One of my primary interests is the intersection of chronobiology and infectious disease ecology. I have an active collaboration with Barbara Helm of the Institute of Biodiversity, Animal Health and Comparative Medicine at Glasgow University. Barbara and I have been developing ecological and evolutionary models for integrating biological rhythms (i.e., circadian and circannual rhythms) into the study of infectious disease ecology and evolution. We have a couple projects in the works, including a paper “The Influence of Biological Rhythms on Host-Parasite Interactions” which will be published in the June 2015 issue of Trends in Ecology & Evolution. PDF available here.
I also recently co-authored a paper “Disrupted Seasonal Biology Impacts Health, Food Security and Ecosystems” in Proceedings of the Royal Society B with a large international & interdisciplinary group of colleagues. This review focuses on the disruption of seasonal rhythms and the impact on health. PDF available here.

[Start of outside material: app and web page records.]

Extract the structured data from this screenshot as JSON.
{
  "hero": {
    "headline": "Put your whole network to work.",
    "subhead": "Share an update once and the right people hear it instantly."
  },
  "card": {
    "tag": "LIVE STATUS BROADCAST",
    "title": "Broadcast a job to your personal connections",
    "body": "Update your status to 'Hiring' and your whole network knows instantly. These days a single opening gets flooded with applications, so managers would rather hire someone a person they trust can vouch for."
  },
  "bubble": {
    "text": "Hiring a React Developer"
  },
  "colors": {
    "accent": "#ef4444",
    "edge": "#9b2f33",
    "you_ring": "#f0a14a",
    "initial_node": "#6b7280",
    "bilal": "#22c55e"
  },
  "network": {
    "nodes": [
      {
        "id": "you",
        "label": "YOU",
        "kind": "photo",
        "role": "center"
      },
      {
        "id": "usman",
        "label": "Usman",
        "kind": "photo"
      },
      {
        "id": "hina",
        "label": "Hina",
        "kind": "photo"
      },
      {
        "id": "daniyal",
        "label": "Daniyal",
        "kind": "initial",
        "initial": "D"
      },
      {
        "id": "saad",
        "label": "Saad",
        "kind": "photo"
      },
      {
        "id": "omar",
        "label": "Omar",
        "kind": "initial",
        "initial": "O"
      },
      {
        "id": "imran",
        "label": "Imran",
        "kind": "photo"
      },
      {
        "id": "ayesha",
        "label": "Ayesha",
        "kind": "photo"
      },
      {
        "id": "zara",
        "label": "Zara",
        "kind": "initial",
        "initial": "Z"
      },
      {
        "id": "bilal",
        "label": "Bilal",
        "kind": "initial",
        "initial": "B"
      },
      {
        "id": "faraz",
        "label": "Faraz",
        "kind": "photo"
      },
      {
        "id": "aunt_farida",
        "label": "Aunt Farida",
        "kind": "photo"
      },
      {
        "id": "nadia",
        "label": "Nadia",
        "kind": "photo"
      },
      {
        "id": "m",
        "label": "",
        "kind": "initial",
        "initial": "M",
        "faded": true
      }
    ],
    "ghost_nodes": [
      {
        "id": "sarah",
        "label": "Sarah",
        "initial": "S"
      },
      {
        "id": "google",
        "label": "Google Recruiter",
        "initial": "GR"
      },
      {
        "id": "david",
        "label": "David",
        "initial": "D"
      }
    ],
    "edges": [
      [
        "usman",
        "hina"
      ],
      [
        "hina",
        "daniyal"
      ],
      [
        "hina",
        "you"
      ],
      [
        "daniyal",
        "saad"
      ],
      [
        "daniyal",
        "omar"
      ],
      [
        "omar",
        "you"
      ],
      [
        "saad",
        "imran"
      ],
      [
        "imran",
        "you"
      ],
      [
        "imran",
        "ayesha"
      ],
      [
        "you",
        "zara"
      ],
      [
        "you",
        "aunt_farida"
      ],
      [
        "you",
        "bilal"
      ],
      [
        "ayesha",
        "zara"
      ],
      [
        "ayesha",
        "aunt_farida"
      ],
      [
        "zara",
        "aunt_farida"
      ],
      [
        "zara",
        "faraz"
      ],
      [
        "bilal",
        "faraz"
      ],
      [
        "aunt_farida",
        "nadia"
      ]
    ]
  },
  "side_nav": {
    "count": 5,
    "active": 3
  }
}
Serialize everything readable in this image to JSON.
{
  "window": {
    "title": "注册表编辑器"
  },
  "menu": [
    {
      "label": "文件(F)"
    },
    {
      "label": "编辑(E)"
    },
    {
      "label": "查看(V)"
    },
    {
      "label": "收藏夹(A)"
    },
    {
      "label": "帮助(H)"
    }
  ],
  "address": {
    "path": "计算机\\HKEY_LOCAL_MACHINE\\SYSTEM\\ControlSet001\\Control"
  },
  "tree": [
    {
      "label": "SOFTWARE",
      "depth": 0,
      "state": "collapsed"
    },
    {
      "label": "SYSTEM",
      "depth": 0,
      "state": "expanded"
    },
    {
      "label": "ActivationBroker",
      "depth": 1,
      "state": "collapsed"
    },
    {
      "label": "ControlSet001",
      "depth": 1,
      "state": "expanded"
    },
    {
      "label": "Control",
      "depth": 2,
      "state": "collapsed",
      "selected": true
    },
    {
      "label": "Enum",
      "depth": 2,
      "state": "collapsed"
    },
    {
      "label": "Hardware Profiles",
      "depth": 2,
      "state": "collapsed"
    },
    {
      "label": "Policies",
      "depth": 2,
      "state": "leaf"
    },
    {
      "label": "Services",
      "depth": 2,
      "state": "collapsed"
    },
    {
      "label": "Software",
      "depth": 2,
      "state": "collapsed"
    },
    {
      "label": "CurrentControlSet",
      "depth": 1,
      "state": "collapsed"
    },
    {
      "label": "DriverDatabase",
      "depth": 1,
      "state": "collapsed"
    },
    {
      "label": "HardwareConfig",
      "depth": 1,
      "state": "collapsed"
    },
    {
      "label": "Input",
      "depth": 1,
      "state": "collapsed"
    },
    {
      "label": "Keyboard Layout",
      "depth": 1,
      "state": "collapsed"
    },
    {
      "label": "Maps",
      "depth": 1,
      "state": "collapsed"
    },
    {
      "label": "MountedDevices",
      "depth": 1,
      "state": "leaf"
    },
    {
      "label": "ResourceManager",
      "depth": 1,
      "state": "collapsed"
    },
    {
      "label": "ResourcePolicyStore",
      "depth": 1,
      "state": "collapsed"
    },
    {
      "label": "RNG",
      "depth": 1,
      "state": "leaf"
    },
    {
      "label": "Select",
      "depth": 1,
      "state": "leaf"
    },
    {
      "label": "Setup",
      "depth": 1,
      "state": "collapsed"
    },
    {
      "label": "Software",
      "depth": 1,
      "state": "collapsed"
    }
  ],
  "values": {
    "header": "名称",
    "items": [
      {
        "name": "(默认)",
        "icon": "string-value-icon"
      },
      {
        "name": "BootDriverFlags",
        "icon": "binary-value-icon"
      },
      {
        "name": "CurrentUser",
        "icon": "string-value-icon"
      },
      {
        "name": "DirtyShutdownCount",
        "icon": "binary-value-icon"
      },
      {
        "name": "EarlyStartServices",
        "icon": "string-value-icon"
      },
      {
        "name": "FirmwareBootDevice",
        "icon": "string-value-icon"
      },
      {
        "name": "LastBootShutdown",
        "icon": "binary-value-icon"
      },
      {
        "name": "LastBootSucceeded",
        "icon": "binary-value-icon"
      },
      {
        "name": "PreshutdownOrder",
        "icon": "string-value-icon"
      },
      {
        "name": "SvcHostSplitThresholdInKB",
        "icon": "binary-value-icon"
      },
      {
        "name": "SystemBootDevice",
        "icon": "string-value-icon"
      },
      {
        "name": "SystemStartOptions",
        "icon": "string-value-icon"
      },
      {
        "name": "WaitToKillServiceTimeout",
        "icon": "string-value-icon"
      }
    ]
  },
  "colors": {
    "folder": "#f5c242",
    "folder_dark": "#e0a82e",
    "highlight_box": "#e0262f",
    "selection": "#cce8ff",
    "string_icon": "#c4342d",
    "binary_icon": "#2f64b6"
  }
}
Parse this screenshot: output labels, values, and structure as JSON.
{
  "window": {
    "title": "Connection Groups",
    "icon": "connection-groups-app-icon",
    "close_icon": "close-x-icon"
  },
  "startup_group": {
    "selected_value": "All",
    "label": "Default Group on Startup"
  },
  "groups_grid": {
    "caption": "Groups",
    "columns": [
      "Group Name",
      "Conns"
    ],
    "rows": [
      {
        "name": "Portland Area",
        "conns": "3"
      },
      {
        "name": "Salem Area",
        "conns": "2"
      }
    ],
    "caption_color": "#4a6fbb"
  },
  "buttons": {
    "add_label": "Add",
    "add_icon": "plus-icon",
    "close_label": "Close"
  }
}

Biological rhythms are ubiquitous in eukaryotes and govern processes ranging from circadian gene expression to seasonal life history. Exciting new research in immunology and chronobiology is revealing the rhythmic nature of immunity in animals, including humans. The picture that has emerged is that there are measurable effects of host circadian and seasonal rhythms on infection. A long-standing puzzle in infectious disease ecology has been to understand the mechanisms responsible for shaping the periodicity of infection, both within hosts—such as diel cycles of malaria parasite reproduction—and on the population level, including seasonal incidence, a feature of nearly all acute infections and macroparasitic diseases. It seems clear that biological rhythms are an important, but so far under-studied, contributor to host-parasite interactions. We are convinced that ecological and evolutionary perspectives can help clarify these interactions, and thereby contribute to a better understanding of disease patterns.